══ The data
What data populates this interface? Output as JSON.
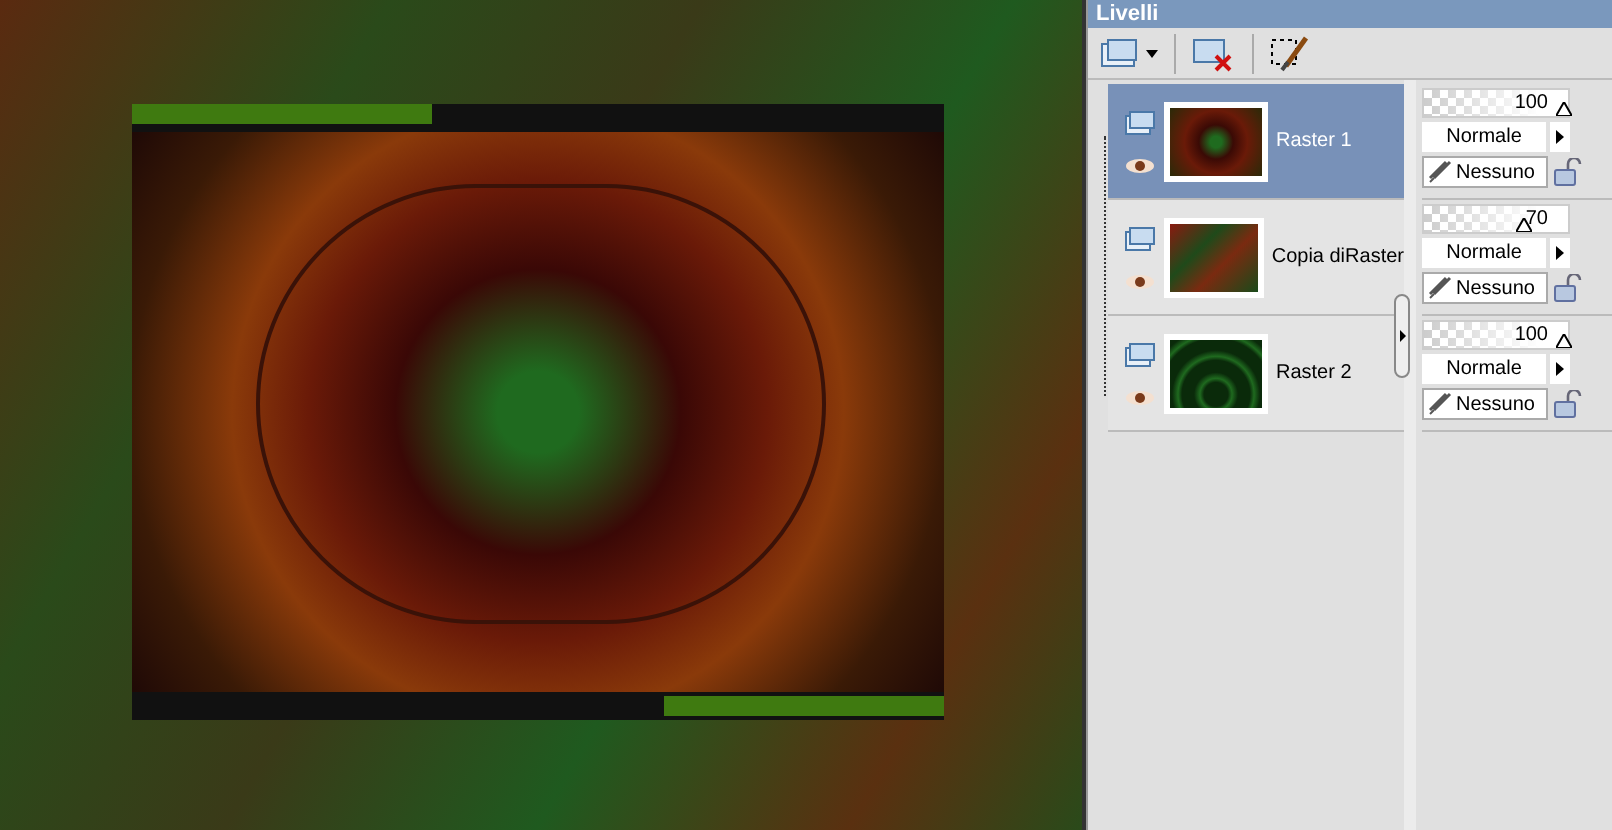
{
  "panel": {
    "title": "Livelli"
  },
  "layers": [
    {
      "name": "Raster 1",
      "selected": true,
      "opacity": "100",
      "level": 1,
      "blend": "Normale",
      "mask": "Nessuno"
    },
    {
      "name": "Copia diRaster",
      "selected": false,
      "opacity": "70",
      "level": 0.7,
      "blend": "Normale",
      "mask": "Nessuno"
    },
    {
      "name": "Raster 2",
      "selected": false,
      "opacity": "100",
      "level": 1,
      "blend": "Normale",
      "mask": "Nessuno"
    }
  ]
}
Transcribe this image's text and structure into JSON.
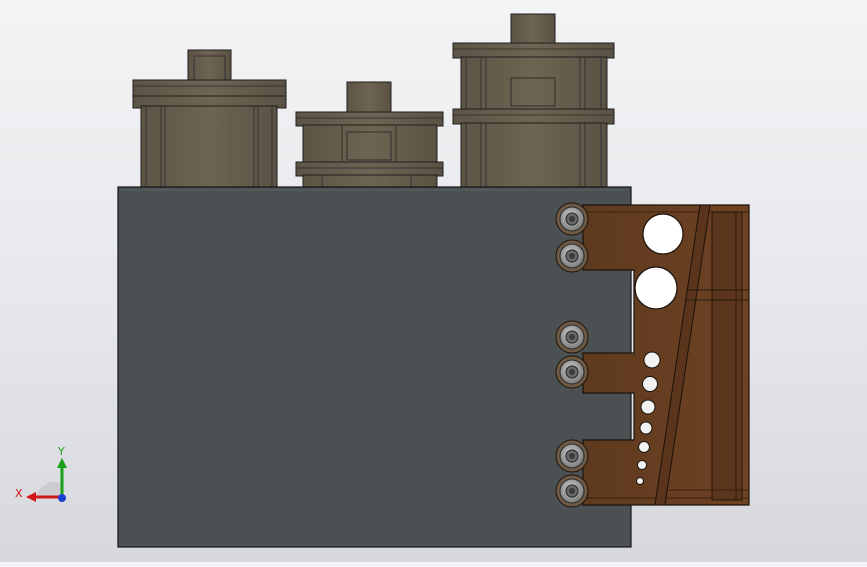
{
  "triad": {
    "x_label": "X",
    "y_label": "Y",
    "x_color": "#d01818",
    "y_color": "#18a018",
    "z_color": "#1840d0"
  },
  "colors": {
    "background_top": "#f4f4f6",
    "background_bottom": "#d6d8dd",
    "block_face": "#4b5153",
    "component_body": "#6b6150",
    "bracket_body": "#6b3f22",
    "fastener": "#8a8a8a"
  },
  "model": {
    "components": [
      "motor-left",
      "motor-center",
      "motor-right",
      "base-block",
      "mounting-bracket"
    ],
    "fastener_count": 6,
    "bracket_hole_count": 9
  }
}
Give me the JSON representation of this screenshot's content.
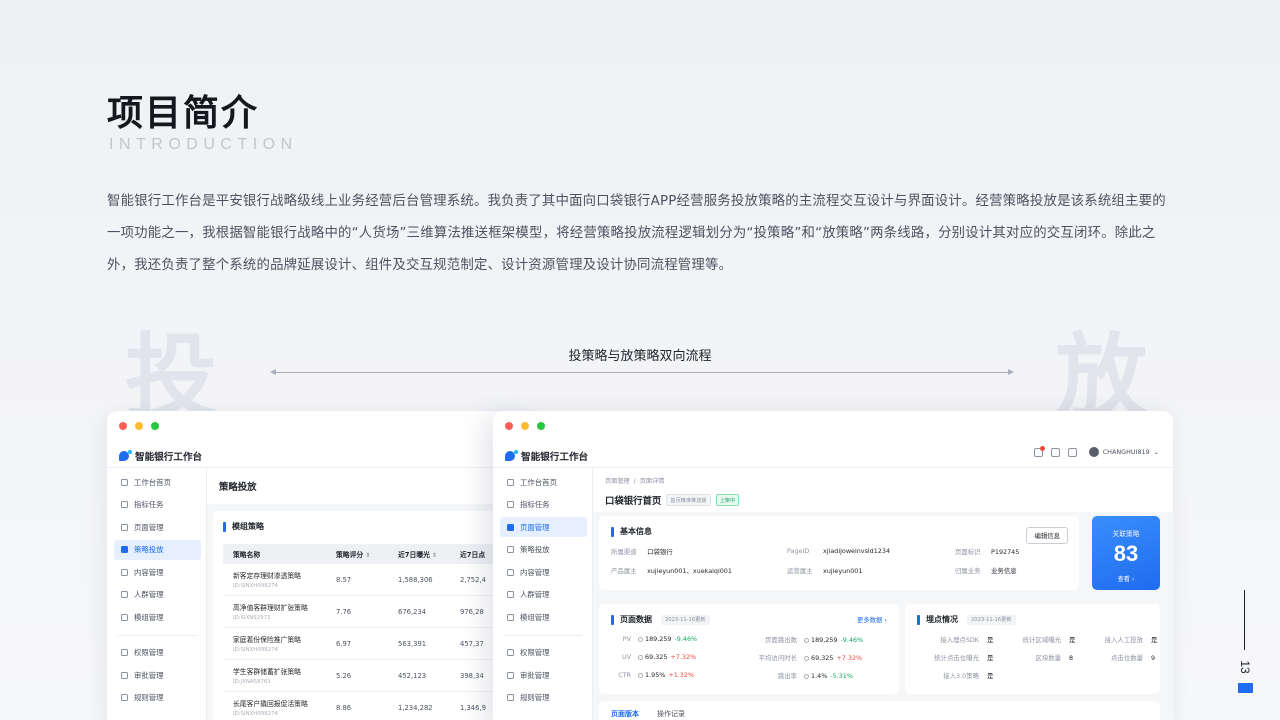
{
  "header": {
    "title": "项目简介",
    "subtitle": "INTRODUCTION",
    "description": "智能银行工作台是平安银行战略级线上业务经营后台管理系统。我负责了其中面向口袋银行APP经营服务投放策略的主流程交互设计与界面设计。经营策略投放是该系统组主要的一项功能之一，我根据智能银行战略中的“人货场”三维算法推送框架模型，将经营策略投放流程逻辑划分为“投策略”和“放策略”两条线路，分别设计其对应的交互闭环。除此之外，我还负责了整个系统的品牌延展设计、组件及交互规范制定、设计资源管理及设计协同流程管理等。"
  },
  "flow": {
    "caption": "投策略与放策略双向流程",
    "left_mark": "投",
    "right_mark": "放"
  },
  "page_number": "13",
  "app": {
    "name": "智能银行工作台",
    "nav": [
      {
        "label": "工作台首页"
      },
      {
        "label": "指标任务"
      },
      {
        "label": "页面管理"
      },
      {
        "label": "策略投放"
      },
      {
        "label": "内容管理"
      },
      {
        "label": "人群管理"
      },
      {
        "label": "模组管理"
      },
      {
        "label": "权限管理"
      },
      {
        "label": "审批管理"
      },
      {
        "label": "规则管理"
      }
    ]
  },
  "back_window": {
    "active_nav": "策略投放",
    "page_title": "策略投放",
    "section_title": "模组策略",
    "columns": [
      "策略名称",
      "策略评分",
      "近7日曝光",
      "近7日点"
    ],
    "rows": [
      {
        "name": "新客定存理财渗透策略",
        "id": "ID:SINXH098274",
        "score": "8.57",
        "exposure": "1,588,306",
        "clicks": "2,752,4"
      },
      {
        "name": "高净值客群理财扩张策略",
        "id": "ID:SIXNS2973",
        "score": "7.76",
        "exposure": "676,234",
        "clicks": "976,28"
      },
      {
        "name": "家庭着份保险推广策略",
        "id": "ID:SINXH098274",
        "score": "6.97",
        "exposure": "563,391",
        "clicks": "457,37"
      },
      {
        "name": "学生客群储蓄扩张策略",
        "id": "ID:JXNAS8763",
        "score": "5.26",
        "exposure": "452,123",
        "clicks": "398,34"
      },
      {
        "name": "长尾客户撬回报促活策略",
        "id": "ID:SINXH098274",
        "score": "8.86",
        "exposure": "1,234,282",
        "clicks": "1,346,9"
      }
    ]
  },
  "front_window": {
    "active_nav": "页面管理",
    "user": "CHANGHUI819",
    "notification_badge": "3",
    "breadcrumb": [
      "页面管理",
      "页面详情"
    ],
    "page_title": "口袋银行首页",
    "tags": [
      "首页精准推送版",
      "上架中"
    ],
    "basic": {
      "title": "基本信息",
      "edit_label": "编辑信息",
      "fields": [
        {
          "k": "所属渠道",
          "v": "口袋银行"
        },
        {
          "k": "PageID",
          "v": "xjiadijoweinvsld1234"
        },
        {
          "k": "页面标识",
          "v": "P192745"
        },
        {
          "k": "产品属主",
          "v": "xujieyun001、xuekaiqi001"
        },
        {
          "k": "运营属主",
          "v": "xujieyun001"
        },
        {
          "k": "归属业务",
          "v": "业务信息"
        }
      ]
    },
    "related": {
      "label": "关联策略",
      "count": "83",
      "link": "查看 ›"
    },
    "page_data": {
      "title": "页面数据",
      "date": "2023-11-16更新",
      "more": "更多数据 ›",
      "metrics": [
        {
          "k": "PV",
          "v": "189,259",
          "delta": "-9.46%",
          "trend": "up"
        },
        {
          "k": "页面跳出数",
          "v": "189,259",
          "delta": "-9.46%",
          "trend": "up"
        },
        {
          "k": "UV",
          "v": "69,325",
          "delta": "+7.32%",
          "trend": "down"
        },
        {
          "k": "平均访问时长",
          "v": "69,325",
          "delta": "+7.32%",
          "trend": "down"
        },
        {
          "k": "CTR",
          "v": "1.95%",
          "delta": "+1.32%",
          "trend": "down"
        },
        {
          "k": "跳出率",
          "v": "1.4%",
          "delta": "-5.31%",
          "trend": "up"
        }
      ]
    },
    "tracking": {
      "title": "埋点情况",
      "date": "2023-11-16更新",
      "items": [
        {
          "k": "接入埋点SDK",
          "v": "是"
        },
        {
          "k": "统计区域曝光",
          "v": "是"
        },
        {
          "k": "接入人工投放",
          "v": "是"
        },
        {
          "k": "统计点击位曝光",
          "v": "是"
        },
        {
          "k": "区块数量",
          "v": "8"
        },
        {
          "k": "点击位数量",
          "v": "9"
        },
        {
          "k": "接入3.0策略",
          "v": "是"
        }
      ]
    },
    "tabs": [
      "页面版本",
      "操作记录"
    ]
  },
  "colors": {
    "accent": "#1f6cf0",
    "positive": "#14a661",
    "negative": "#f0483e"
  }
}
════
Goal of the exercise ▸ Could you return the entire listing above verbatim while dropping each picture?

Response for this exercise ▸
What data populates this interface? Output as JSON.
{
  "panel": {
    "title": "Livelli"
  },
  "layers": [
    {
      "name": "Raster 1",
      "selected": true,
      "opacity": "100",
      "level": 1,
      "blend": "Normale",
      "mask": "Nessuno"
    },
    {
      "name": "Copia diRaster",
      "selected": false,
      "opacity": "70",
      "level": 0.7,
      "blend": "Normale",
      "mask": "Nessuno"
    },
    {
      "name": "Raster 2",
      "selected": false,
      "opacity": "100",
      "level": 1,
      "blend": "Normale",
      "mask": "Nessuno"
    }
  ]
}
Transcribe this image's text and structure into JSON.
{
  "triad": {
    "x_label": "X",
    "y_label": "Y",
    "x_color": "#d01818",
    "y_color": "#18a018",
    "z_color": "#1840d0"
  },
  "colors": {
    "background_top": "#f4f4f6",
    "background_bottom": "#d6d8dd",
    "block_face": "#4b5153",
    "component_body": "#6b6150",
    "bracket_body": "#6b3f22",
    "fastener": "#8a8a8a"
  },
  "model": {
    "components": [
      "motor-left",
      "motor-center",
      "motor-right",
      "base-block",
      "mounting-bracket"
    ],
    "fastener_count": 6,
    "bracket_hole_count": 9
  }
}
Give me the JSON representation of this screenshot's content.
{
  "header": {
    "title": "项目简介",
    "subtitle": "INTRODUCTION",
    "description": "智能银行工作台是平安银行战略级线上业务经营后台管理系统。我负责了其中面向口袋银行APP经营服务投放策略的主流程交互设计与界面设计。经营策略投放是该系统组主要的一项功能之一，我根据智能银行战略中的“人货场”三维算法推送框架模型，将经营策略投放流程逻辑划分为“投策略”和“放策略”两条线路，分别设计其对应的交互闭环。除此之外，我还负责了整个系统的品牌延展设计、组件及交互规范制定、设计资源管理及设计协同流程管理等。"
  },
  "flow": {
    "caption": "投策略与放策略双向流程",
    "left_mark": "投",
    "right_mark": "放"
  },
  "page_number": "13",
  "app": {
    "name": "智能银行工作台",
    "nav": [
      {
        "label": "工作台首页"
      },
      {
        "label": "指标任务"
      },
      {
        "label": "页面管理"
      },
      {
        "label": "策略投放"
      },
      {
        "label": "内容管理"
      },
      {
        "label": "人群管理"
      },
      {
        "label": "模组管理"
      },
      {
        "label": "权限管理"
      },
      {
        "label": "审批管理"
      },
      {
        "label": "规则管理"
      }
    ]
  },
  "back_window": {
    "active_nav": "策略投放",
    "page_title": "策略投放",
    "section_title": "模组策略",
    "columns": [
      "策略名称",
      "策略评分",
      "近7日曝光",
      "近7日点"
    ],
    "rows": [
      {
        "name": "新客定存理财渗透策略",
        "id": "ID:SINXH098274",
        "score": "8.57",
        "exposure": "1,588,306",
        "clicks": "2,752,4"
      },
      {
        "name": "高净值客群理财扩张策略",
        "id": "ID:SIXNS2973",
        "score": "7.76",
        "exposure": "676,234",
        "clicks": "976,28"
      },
      {
        "name": "家庭着份保险推广策略",
        "id": "ID:SINXH098274",
        "score": "6.97",
        "exposure": "563,391",
        "clicks": "457,37"
      },
      {
        "name": "学生客群储蓄扩张策略",
        "id": "ID:JXNAS8763",
        "score": "5.26",
        "exposure": "452,123",
        "clicks": "398,34"
      },
      {
        "name": "长尾客户撬回报促活策略",
        "id": "ID:SINXH098274",
        "score": "8.86",
        "exposure": "1,234,282",
        "clicks": "1,346,9"
      }
    ]
  },
  "front_window": {
    "active_nav": "页面管理",
    "user": "CHANGHUI819",
    "notification_badge": "3",
    "breadcrumb": [
      "页面管理",
      "页面详情"
    ],
    "page_title": "口袋银行首页",
    "tags": [
      "首页精准推送版",
      "上架中"
    ],
    "basic": {
      "title": "基本信息",
      "edit_label": "编辑信息",
      "fields": [
        {
          "k": "所属渠道",
          "v": "口袋银行"
        },
        {
          "k": "PageID",
          "v": "xjiadijoweinvsld1234"
        },
        {
          "k": "页面标识",
          "v": "P192745"
        },
        {
          "k": "产品属主",
          "v": "xujieyun001、xuekaiqi001"
        },
        {
          "k": "运营属主",
          "v": "xujieyun001"
        },
        {
          "k": "归属业务",
          "v": "业务信息"
        }
      ]
    },
    "related": {
      "label": "关联策略",
      "count": "83",
      "link": "查看 ›"
    },
    "page_data": {
      "title": "页面数据",
      "date": "2023-11-16更新",
      "more": "更多数据 ›",
      "metrics": [
        {
          "k": "PV",
          "v": "189,259",
          "delta": "-9.46%",
          "trend": "up"
        },
        {
          "k": "页面跳出数",
          "v": "189,259",
          "delta": "-9.46%",
          "trend": "up"
        },
        {
          "k": "UV",
          "v": "69,325",
          "delta": "+7.32%",
          "trend": "down"
        },
        {
          "k": "平均访问时长",
          "v": "69,325",
          "delta": "+7.32%",
          "trend": "down"
        },
        {
          "k": "CTR",
          "v": "1.95%",
          "delta": "+1.32%",
          "trend": "down"
        },
        {
          "k": "跳出率",
          "v": "1.4%",
          "delta": "-5.31%",
          "trend": "up"
        }
      ]
    },
    "tracking": {
      "title": "埋点情况",
      "date": "2023-11-16更新",
      "items": [
        {
          "k": "接入埋点SDK",
          "v": "是"
        },
        {
          "k": "统计区域曝光",
          "v": "是"
        },
        {
          "k": "接入人工投放",
          "v": "是"
        },
        {
          "k": "统计点击位曝光",
          "v": "是"
        },
        {
          "k": "区块数量",
          "v": "8"
        },
        {
          "k": "点击位数量",
          "v": "9"
        },
        {
          "k": "接入3.0策略",
          "v": "是"
        }
      ]
    },
    "tabs": [
      "页面版本",
      "操作记录"
    ]
  },
  "colors": {
    "accent": "#1f6cf0",
    "positive": "#14a661",
    "negative": "#f0483e"
  }
}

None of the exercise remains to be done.